There’s something magical about baseball. With the whole world swirling around us, there’s peace in sitting around a diamond, watching a game that has no time limit, enjoying good company, and (possibly) drinking a beer.
I grant that I am a product of the “Kevin Costner, love of the game, a woman will leave you but baseball is forever, its ok because he still gets the woman” genre of baseball movies. While sappy and generally long on the Costner soliloquys, Field of Dreams and Bull Durham helped me fall in love with baseball. On the other side of the movie spectrum, Major League consummated the relationship.
Having never played in Little League, I grew up only as a fan. My parents took Shula and me to Single-A Peninsula Pilot’s Baseball games when they still existed (Shula got a ball once; I’m still jealous). When they left town, we started driving to Norfolk to go to Triple-A Norfolk Tides games. So when Shula came to Okinawa last week, it only seemed fitting for us to see a game at Chatan Stadium – the spring training home of the Chunichi Dragons (Tom Selleck’s team in Mr. Baseball).
When I moved up to Maryland, I got to see my beloved Orioles play more often. If you’ve never been, I recommend a trip to Camden Yards. Nestled in factory Baltimore, the Oriole’s stadium is an oasis. Chatan Stadium…not so much.
Okinawa is the spring training island of the Nippon League (Japan’s Professional Baseball League); the Chunichi Dragons, reigning champions of the Central League (as opposed to Pacific League – think NL v. AL), use the stadium near “American Village”. For two or three weeks in February, baseball fever spreads over the island. People come down from all over Japan to scout the players, get their team paraphernalia signed, and just go crazy for their favorite teams. Or so I thought.
But, this is Japan – and the stadium was silent. It was pretty crowded, but you could hear a pin drop. There was certainly no going crazy.
When they read the starting lineup for the Away Team (how I ascertained that they were reading the lineups is another blog post altogether), it was dead quiet. I thought, “Ok, that’s the silent treatment. At Maryland, we pretend to read the newspaper during this time to show that we don’t care.” Alright. I can snub the Tokyo Yakult Swallows, too.
But then they switched to the home team, and there was nothing. Another Japanese gentleman a few rows in front of me gave a polite golf clap for some of his favorite players – but that was it.
Then the game started up. In the top of the second inning, the batter hit a line-drive foul ball directly at the first-base coach. The coach ducked in the knick of time. The stadium went crazy! A communal gasp, a burst of laughter, murmuring continue for another full minute before it was dead quiet again.

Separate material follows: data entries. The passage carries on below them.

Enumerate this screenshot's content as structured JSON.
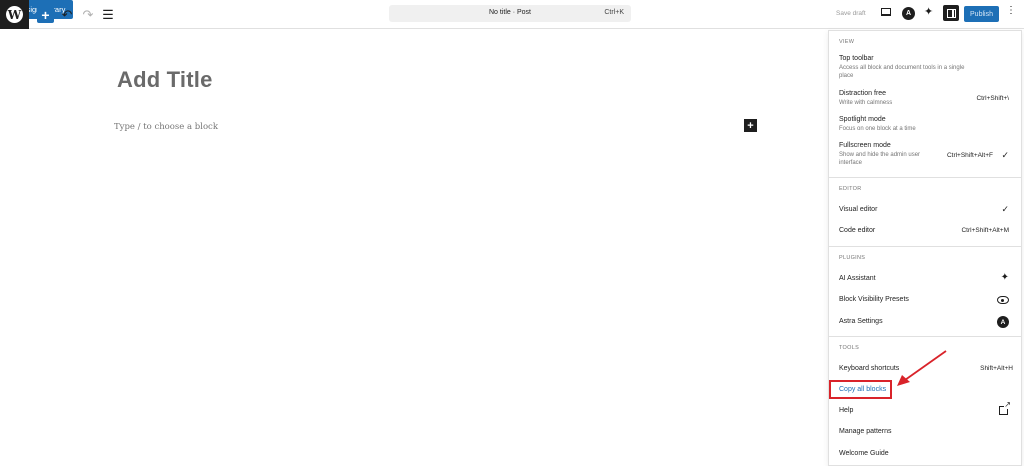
{
  "toolbar": {
    "logo_letter": "W",
    "add_symbol": "+",
    "undo_symbol": "↶",
    "redo_symbol": "↷",
    "listview_symbol": "☰",
    "design_library_label": "Design Library",
    "command_title": "No title · Post",
    "command_shortcut": "Ctrl+K",
    "save_draft_label": "Save draft",
    "astra_letter": "A",
    "ai_symbol": "✦",
    "publish_label": "Publish",
    "more_symbol": "⋮"
  },
  "editor": {
    "title_placeholder": "Add Title",
    "block_placeholder": "Type / to choose a block",
    "add_block_symbol": "+"
  },
  "menu": {
    "view": {
      "section_title": "VIEW",
      "top_toolbar": {
        "label": "Top toolbar",
        "desc": "Access all block and document tools in a single place"
      },
      "distraction_free": {
        "label": "Distraction free",
        "desc": "Write with calmness",
        "shortcut": "Ctrl+Shift+\\"
      },
      "spotlight": {
        "label": "Spotlight mode",
        "desc": "Focus on one block at a time"
      },
      "fullscreen": {
        "label": "Fullscreen mode",
        "desc": "Show and hide the admin user interface",
        "shortcut": "Ctrl+Shift+Alt+F",
        "check": "✓"
      }
    },
    "editor": {
      "section_title": "EDITOR",
      "visual": {
        "label": "Visual editor",
        "check": "✓"
      },
      "code": {
        "label": "Code editor",
        "shortcut": "Ctrl+Shift+Alt+M"
      }
    },
    "plugins": {
      "section_title": "PLUGINS",
      "ai_assistant": {
        "label": "AI Assistant",
        "icon": "✦"
      },
      "block_visibility": {
        "label": "Block Visibility Presets"
      },
      "astra_settings": {
        "label": "Astra Settings",
        "icon": "A"
      }
    },
    "tools": {
      "section_title": "TOOLS",
      "keyboard": {
        "label": "Keyboard shortcuts",
        "shortcut": "Shift+Alt+H"
      },
      "copy_all": {
        "label": "Copy all blocks"
      },
      "help": {
        "label": "Help"
      },
      "patterns": {
        "label": "Manage patterns"
      },
      "welcome": {
        "label": "Welcome Guide"
      }
    }
  },
  "colors": {
    "accent": "#1d6fb6",
    "annotation": "#d9232a"
  }
}
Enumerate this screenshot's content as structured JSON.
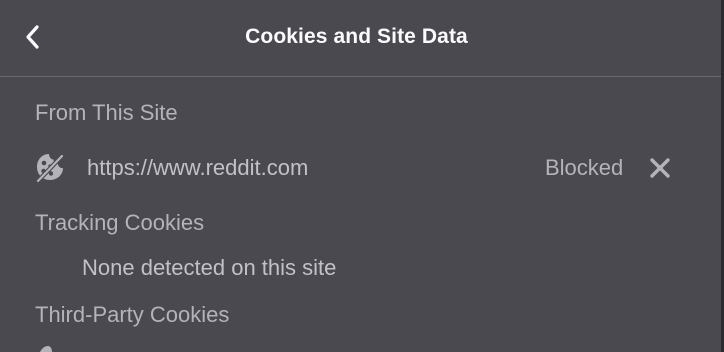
{
  "header": {
    "title": "Cookies and Site Data",
    "back_icon": "chevron-left-icon"
  },
  "sections": {
    "from_this_site": {
      "label": "From This Site",
      "entries": [
        {
          "icon": "cookie-blocked-icon",
          "url": "https://www.reddit.com",
          "status": "Blocked",
          "remove_icon": "close-icon"
        }
      ]
    },
    "tracking_cookies": {
      "label": "Tracking Cookies",
      "empty_text": "None detected on this site"
    },
    "third_party_cookies": {
      "label": "Third-Party Cookies"
    }
  },
  "colors": {
    "background": "#4a494f",
    "title": "#fbfbfe",
    "section_label": "#b4b3b9",
    "text": "#c2c1c7",
    "divider": "#6a696f"
  }
}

When either team scored, there was some polite clapping. When I go to games, I cheer when players on my team get hits, when there’s an awesome play in the field, or when I think something good happened for my team but it was actually something bad. That is not the Japanese way. I scream out “O” near the end of the National Anthem in support for my Orioles; they didn’t play any of the possible national anthems. I stretch in the middle of the seventh inning; the Japanese do not.
At some point, everybody started rooting for one player on the Away Team; every time he caught a ball, stepped up to bat, or stole a base, they cheered wildly for him. Neither Shula, Leora, nor I have the slightest clue why (I looked him up on Wikipedia, and he didn’t even have a page).
Reflecting on the game afterwards, Leora, Shula and I tried to figure out what the heck was going on in the stadium. Two theories emerged:
1. As a general rule, Japanese society demands winning. Second-best is unacceptable; outright losing is worse. To cause a player to err, to slip, to fail is not civilized.
2. In Japanese society, one must hold themselves with dignity at all times: screaming obscenities and making statements about the other team’s 1st baseman’s mother are not tolerated.
I think it’s probably a little bit of both.
That said: SS Tetsuya Tani is going to be making a name for himself this year, 2B Hirosayu Tanaka showed that he has the speed to lead the league in Triples again, and OF Lastings Milledge rode the bench. The game was free, the sky was clear, and the beer was Orion (“for your happy times!”). Happy Spring everyone!